**WORK REQUIRED**: A copy is needed of each line in the records that has the word "days".

(Stored data)

===============

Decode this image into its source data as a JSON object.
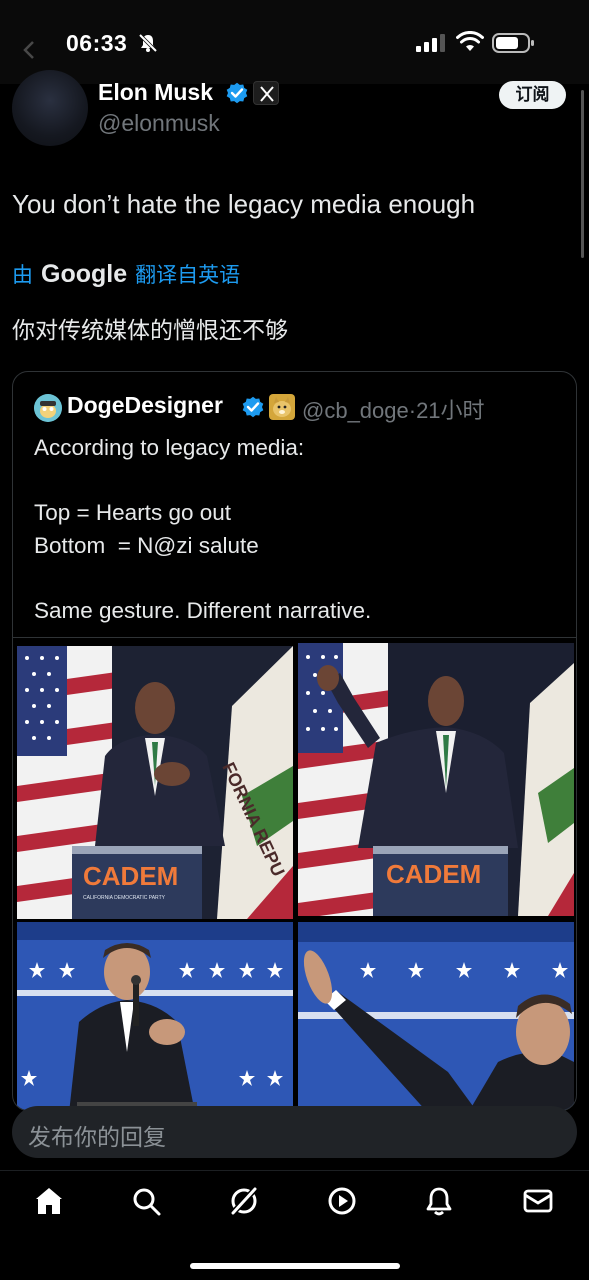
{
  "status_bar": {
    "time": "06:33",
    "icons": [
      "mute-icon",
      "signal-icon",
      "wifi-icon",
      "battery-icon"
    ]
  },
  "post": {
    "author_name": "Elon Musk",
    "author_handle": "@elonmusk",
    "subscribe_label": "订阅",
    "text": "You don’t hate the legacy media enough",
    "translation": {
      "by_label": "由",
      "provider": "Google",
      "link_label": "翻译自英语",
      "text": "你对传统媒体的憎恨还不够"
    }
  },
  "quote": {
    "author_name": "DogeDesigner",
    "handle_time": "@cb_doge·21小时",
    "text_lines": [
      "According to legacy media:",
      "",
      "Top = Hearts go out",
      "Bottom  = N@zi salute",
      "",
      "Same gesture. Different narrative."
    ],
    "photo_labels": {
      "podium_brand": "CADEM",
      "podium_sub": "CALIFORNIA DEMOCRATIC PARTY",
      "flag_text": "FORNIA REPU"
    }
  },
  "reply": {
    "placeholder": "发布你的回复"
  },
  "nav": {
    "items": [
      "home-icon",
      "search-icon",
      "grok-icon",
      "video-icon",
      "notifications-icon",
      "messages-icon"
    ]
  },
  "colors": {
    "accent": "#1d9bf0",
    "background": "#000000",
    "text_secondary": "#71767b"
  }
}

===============

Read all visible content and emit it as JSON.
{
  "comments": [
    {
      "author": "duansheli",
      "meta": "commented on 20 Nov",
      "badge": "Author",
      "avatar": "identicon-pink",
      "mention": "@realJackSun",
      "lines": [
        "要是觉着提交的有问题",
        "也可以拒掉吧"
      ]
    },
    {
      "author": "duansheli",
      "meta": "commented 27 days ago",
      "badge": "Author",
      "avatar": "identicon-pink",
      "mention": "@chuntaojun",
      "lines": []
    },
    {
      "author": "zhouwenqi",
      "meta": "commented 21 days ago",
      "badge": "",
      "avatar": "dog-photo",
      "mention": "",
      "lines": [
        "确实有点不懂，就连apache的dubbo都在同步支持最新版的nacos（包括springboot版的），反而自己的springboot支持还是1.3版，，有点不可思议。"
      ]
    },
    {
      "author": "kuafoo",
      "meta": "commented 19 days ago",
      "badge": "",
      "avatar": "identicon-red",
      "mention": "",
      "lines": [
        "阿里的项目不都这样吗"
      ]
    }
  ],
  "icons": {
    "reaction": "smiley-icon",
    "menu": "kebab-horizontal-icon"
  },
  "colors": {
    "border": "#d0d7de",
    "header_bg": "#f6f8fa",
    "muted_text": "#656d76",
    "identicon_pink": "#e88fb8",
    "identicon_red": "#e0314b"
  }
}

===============

**ANSWER SPACE**:
      "meta": "commented 27 days ago",
      "meta": "commented 21 days ago",
      "meta": "commented 19 days ago",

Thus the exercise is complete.